Why Amazon's 1-click patent expiring is good news for mobile retail
- Amazon’s patent on 1-click ordering expired this week, opening up the possibility that mobile ordering will become more consistent among apps and websites. The patent, first granted in 1999, was controversial with critics saying it was too broad, while other e-commerce sites had to pay licensing fees to Amazon or face the possibility of an infringement suit, CNet reported.
- The news means it will now be easier for retailers to implement their own 1-click ordering capabilities, thereby streamlining purchases for customers and potentially reducing cart abandonment.
- For Amazon, the expiration of its 1-click patent means that competitors can use the transaction method, but as founder and CEO Jeff Bezos said, his company is mostly focused on providing the best online shopping experience out there. With its Prime subscription service, the company also seeks to add value to the customer experience with two-day shipping, streaming music and critically acclaimed video that can’t be found elsewhere.
Mobile continues to be a strong performer for Amazon, with mobile orders more than doubling for this year's Amazon Prime Day. Amazon's 1-click ordering, which streamlines the checkout process, is one of the reasons why the retailer has done so well on mobile. As the company's reach continues to expand to hardware like the Amazon Echo and into stores via its Whole Foods deal, the patent's expiration isn't likely to impact its bottom line.
The good news for mobile retailers is that they can now offer 1-click ordering to customers without paying royalties to Amazon. That should make shopping more consistent among a wider group of mobile websites and apps and reduce friction at checkout.
Mobile commerce continues to grow at a rapid pace, with eMarketer forecasting that U.S. sales will increase more than 50% this year for a total of $102.14 billion. While this is still a drop in the bucket compared to overall retail sales, retailers are struggling with moribund in-store traffic.
A persistent issue for many retailers on mobile is that the traffic volume continues to grow but conversion rates are not keeping pace, in part because the checkout process is cumbersome. The mobile shopping cart abandonment rate can be as high as 78% while on desktop, it hovers around 70%.

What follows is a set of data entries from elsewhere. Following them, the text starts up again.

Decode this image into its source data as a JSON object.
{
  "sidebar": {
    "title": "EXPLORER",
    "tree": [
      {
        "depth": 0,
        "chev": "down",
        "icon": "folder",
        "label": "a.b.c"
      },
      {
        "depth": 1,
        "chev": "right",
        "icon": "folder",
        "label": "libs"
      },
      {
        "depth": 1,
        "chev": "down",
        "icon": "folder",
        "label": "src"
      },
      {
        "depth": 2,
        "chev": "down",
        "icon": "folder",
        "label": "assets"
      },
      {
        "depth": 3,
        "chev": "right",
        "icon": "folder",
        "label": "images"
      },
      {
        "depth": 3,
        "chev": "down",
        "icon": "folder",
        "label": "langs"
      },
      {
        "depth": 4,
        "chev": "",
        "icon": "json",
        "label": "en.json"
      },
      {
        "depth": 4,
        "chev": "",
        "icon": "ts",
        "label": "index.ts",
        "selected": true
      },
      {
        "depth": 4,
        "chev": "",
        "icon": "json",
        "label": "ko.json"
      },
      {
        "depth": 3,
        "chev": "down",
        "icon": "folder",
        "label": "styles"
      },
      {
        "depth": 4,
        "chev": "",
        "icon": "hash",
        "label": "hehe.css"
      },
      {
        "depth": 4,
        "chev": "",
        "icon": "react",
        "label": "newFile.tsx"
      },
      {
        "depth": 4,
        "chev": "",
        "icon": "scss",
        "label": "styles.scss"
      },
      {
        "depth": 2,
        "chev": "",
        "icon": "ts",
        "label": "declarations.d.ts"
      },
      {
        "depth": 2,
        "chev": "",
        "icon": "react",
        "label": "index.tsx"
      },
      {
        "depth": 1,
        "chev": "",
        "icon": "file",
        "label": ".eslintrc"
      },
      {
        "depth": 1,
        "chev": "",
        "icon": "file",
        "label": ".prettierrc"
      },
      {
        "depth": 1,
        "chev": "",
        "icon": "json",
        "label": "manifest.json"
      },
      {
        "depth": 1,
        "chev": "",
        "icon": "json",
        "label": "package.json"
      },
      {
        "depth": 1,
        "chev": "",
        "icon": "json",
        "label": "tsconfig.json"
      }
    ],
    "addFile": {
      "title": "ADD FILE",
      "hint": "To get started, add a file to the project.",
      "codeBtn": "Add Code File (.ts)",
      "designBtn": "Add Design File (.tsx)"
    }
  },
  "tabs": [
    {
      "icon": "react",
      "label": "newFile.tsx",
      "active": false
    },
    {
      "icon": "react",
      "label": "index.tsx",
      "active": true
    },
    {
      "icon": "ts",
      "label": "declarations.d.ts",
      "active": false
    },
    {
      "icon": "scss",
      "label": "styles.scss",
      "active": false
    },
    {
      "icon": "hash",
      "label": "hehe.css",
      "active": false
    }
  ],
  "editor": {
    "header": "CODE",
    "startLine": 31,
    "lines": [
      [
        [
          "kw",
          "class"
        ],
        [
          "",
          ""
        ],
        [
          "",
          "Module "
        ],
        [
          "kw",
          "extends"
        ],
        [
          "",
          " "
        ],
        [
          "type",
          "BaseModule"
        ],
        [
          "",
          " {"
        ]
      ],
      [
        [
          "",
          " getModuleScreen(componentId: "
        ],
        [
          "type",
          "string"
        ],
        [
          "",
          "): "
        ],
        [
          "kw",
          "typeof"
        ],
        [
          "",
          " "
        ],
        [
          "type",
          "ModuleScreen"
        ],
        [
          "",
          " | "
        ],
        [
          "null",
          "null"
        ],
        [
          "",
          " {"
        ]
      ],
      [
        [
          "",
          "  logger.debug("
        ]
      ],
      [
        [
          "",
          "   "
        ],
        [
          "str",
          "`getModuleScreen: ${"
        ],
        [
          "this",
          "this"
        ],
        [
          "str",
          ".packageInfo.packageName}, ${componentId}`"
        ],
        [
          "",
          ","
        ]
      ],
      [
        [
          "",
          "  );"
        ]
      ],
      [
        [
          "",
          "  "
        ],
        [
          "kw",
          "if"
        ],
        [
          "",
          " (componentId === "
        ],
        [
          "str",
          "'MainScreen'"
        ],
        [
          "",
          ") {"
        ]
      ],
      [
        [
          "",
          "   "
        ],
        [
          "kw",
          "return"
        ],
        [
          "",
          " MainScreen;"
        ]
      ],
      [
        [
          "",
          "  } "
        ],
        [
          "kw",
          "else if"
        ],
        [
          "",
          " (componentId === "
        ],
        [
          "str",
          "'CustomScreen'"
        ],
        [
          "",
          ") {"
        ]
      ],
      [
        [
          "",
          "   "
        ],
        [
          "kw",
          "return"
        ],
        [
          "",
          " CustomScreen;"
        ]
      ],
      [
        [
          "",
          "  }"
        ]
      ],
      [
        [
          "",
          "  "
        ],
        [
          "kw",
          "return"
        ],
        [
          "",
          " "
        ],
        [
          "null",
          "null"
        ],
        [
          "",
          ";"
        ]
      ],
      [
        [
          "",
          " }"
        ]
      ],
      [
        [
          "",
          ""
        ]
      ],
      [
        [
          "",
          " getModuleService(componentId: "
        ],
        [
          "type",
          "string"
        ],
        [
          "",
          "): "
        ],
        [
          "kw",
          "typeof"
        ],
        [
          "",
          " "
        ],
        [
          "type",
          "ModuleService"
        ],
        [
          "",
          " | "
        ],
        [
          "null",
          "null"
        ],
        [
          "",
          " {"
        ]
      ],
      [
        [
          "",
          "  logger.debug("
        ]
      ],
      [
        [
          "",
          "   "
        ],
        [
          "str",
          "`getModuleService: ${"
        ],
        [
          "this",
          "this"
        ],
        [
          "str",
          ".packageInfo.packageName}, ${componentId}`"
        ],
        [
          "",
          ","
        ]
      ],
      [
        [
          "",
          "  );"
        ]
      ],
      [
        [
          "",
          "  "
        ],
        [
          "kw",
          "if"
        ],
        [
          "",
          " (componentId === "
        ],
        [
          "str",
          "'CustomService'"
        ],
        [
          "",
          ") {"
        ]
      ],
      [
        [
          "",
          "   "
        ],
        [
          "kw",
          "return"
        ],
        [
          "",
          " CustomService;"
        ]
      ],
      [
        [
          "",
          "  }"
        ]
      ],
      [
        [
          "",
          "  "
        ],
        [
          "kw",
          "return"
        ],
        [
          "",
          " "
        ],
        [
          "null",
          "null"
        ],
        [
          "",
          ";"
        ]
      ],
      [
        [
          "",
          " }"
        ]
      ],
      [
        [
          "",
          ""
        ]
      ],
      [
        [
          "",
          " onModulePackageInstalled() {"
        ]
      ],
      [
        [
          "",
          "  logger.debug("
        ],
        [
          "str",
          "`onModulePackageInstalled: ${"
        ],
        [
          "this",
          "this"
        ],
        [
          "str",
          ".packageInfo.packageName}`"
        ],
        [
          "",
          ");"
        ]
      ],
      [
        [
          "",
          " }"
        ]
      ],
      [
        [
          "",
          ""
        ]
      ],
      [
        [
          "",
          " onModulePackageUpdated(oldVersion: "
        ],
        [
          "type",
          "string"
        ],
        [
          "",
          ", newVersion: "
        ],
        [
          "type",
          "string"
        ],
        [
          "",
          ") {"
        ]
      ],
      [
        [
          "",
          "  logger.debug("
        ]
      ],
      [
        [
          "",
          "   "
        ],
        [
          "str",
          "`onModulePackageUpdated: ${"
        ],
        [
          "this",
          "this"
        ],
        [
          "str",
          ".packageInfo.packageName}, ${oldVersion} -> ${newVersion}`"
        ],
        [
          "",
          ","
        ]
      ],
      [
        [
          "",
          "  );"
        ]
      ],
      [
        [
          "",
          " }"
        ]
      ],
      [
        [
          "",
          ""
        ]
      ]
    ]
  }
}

“With the expiration of Amazon’s 1-click buying patent, retailers are left with a significant opportunity to leverage similar technologies, a functionality that can help reduce cart abandonment," said Casey Gannon, VP of marketing at Shopgate, in an email statement provided to Mobile Marketer. "For mobile users in particular, cart abandonment is one of the most prevalent challenges retailers face."
The business method patent on 1-click is considered an absurd misreading of patent law, which generally is designed to give an inventors a monopoly on a product for a certain period so that they can reap the financial rewards of their innovations before giving up those rights for common use. As an economist said this week to National Public Radio: “Imagine Wal-Mart patented only making their customers wait in the checkout line once. It's just ludicrous.”
Amazon sued rival Barnes & Noble the month after the patent was issued to prevent the bookseller from using a similar method of handling orders on its website. The companies settled the suit in 2002.
Bezos acknowledged the 1-click controversy, saying in 2000 that patents should have shorter lifespans and arguing that his company’s advantage would in provided better service, price and product selection. The company still held onto the patent.
Meanwhile, mobile payment technology has continued to evolve and improve with a profusion of competing systems such as Walmart Pay, Apple Pay, Android Pay and Samsung Pay. E-tailers can provide quicker transactions using PayPal One Touch, Visa Checkout or Mastercard’s Masterpass.